=== Section Start ===

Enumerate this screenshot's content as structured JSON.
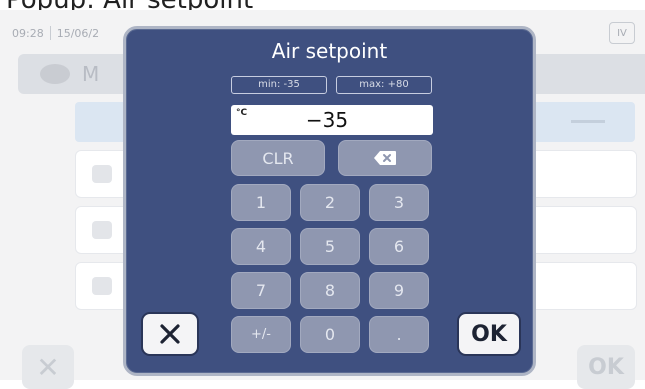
{
  "caption": "Popup: Air setpoint",
  "background": {
    "time": "09:28",
    "date": "15/06/2",
    "badge": "IV",
    "header_text": "M",
    "cancel_glyph": "✕",
    "ok_label": "OK"
  },
  "modal": {
    "title": "Air setpoint",
    "min_label": "min: -35",
    "max_label": "max: +80",
    "unit": "°C",
    "value": "−35",
    "clear_label": "CLR",
    "keys": {
      "k1": "1",
      "k2": "2",
      "k3": "3",
      "k4": "4",
      "k5": "5",
      "k6": "6",
      "k7": "7",
      "k8": "8",
      "k9": "9",
      "sign": "+/-",
      "k0": "0",
      "dot": "."
    },
    "cancel_glyph": "✕",
    "ok_label": "OK"
  },
  "colors": {
    "modal_bg": "#3f5080",
    "key_bg": "#8f97b0",
    "display_bg": "#ffffff"
  }
}
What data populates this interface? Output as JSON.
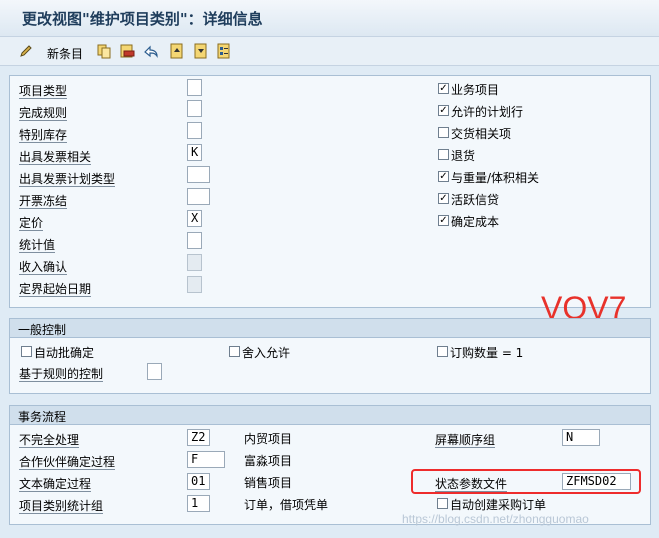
{
  "window": {
    "title": "更改视图\"维护项目类别\"：详细信息"
  },
  "toolbar": {
    "new_entry_label": "新条目",
    "icons": [
      "edit-icon",
      "copy-icon",
      "delete-icon",
      "undo-icon",
      "prev-entry-icon",
      "next-entry-icon",
      "select-icon"
    ]
  },
  "detail": {
    "rows": [
      {
        "label": "项目类型",
        "value": ""
      },
      {
        "label": "完成规则",
        "value": ""
      },
      {
        "label": "特别库存",
        "value": ""
      },
      {
        "label": "出具发票相关",
        "value": "K"
      },
      {
        "label": "出具发票计划类型",
        "value": ""
      },
      {
        "label": "开票冻结",
        "value": ""
      },
      {
        "label": "定价",
        "value": "X"
      },
      {
        "label": "统计值",
        "value": ""
      },
      {
        "label": "收入确认",
        "value": ""
      },
      {
        "label": "定界起始日期",
        "value": ""
      }
    ],
    "checks": [
      {
        "label": "业务项目",
        "checked": true
      },
      {
        "label": "允许的计划行",
        "checked": true
      },
      {
        "label": "交货相关项",
        "checked": false
      },
      {
        "label": "退货",
        "checked": false
      },
      {
        "label": "与重量/体积相关",
        "checked": true
      },
      {
        "label": "活跃信贷",
        "checked": true
      },
      {
        "label": "确定成本",
        "checked": true
      }
    ]
  },
  "general": {
    "title": "一般控制",
    "auto_batch": "自动批确定",
    "round_allowed": "舍入允许",
    "order_qty": "订购数量 = 1",
    "rule_based": "基于规则的控制"
  },
  "transaction": {
    "title": "事务流程",
    "rows": [
      {
        "label": "不完全处理",
        "value": "Z2",
        "desc": "内贸项目"
      },
      {
        "label": "合作伙伴确定过程",
        "value": "F",
        "desc": "富淼项目"
      },
      {
        "label": "文本确定过程",
        "value": "01",
        "desc": "销售项目"
      },
      {
        "label": "项目类别统计组",
        "value": "1",
        "desc": "订单，借项凭单"
      }
    ],
    "screen_seq_label": "屏幕顺序组",
    "screen_seq_value": "N",
    "status_profile_label": "状态参数文件",
    "status_profile_value": "ZFMSD02",
    "auto_po_label": "自动创建采购订单"
  },
  "annotation": {
    "text": "VOV7",
    "color": "#e8322b"
  },
  "watermark": "https://blog.csdn.net/zhongguomao"
}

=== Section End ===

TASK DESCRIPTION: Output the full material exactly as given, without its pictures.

OUTPUT:
Enumerate this screenshot's content as structured JSON.
{
  "caption": "Popup: Air setpoint",
  "background": {
    "time": "09:28",
    "date": "15/06/2",
    "badge": "IV",
    "header_text": "M",
    "cancel_glyph": "✕",
    "ok_label": "OK"
  },
  "modal": {
    "title": "Air setpoint",
    "min_label": "min: -35",
    "max_label": "max: +80",
    "unit": "°C",
    "value": "−35",
    "clear_label": "CLR",
    "keys": {
      "k1": "1",
      "k2": "2",
      "k3": "3",
      "k4": "4",
      "k5": "5",
      "k6": "6",
      "k7": "7",
      "k8": "8",
      "k9": "9",
      "sign": "+/-",
      "k0": "0",
      "dot": "."
    },
    "cancel_glyph": "✕",
    "ok_label": "OK"
  },
  "colors": {
    "modal_bg": "#3f5080",
    "key_bg": "#8f97b0",
    "display_bg": "#ffffff"
  }
}
What data populates this interface? Output as JSON.
{
  "window": {
    "title": "更改视图\"维护项目类别\"：详细信息"
  },
  "toolbar": {
    "new_entry_label": "新条目",
    "icons": [
      "edit-icon",
      "copy-icon",
      "delete-icon",
      "undo-icon",
      "prev-entry-icon",
      "next-entry-icon",
      "select-icon"
    ]
  },
  "detail": {
    "rows": [
      {
        "label": "项目类型",
        "value": ""
      },
      {
        "label": "完成规则",
        "value": ""
      },
      {
        "label": "特别库存",
        "value": ""
      },
      {
        "label": "出具发票相关",
        "value": "K"
      },
      {
        "label": "出具发票计划类型",
        "value": ""
      },
      {
        "label": "开票冻结",
        "value": ""
      },
      {
        "label": "定价",
        "value": "X"
      },
      {
        "label": "统计值",
        "value": ""
      },
      {
        "label": "收入确认",
        "value": ""
      },
      {
        "label": "定界起始日期",
        "value": ""
      }
    ],
    "checks": [
      {
        "label": "业务项目",
        "checked": true
      },
      {
        "label": "允许的计划行",
        "checked": true
      },
      {
        "label": "交货相关项",
        "checked": false
      },
      {
        "label": "退货",
        "checked": false
      },
      {
        "label": "与重量/体积相关",
        "checked": true
      },
      {
        "label": "活跃信贷",
        "checked": true
      },
      {
        "label": "确定成本",
        "checked": true
      }
    ]
  },
  "general": {
    "title": "一般控制",
    "auto_batch": "自动批确定",
    "round_allowed": "舍入允许",
    "order_qty": "订购数量 = 1",
    "rule_based": "基于规则的控制"
  },
  "transaction": {
    "title": "事务流程",
    "rows": [
      {
        "label": "不完全处理",
        "value": "Z2",
        "desc": "内贸项目"
      },
      {
        "label": "合作伙伴确定过程",
        "value": "F",
        "desc": "富淼项目"
      },
      {
        "label": "文本确定过程",
        "value": "01",
        "desc": "销售项目"
      },
      {
        "label": "项目类别统计组",
        "value": "1",
        "desc": "订单，借项凭单"
      }
    ],
    "screen_seq_label": "屏幕顺序组",
    "screen_seq_value": "N",
    "status_profile_label": "状态参数文件",
    "status_profile_value": "ZFMSD02",
    "auto_po_label": "自动创建采购订单"
  },
  "annotation": {
    "text": "VOV7",
    "color": "#e8322b"
  },
  "watermark": "https://blog.csdn.net/zhongguomao"
}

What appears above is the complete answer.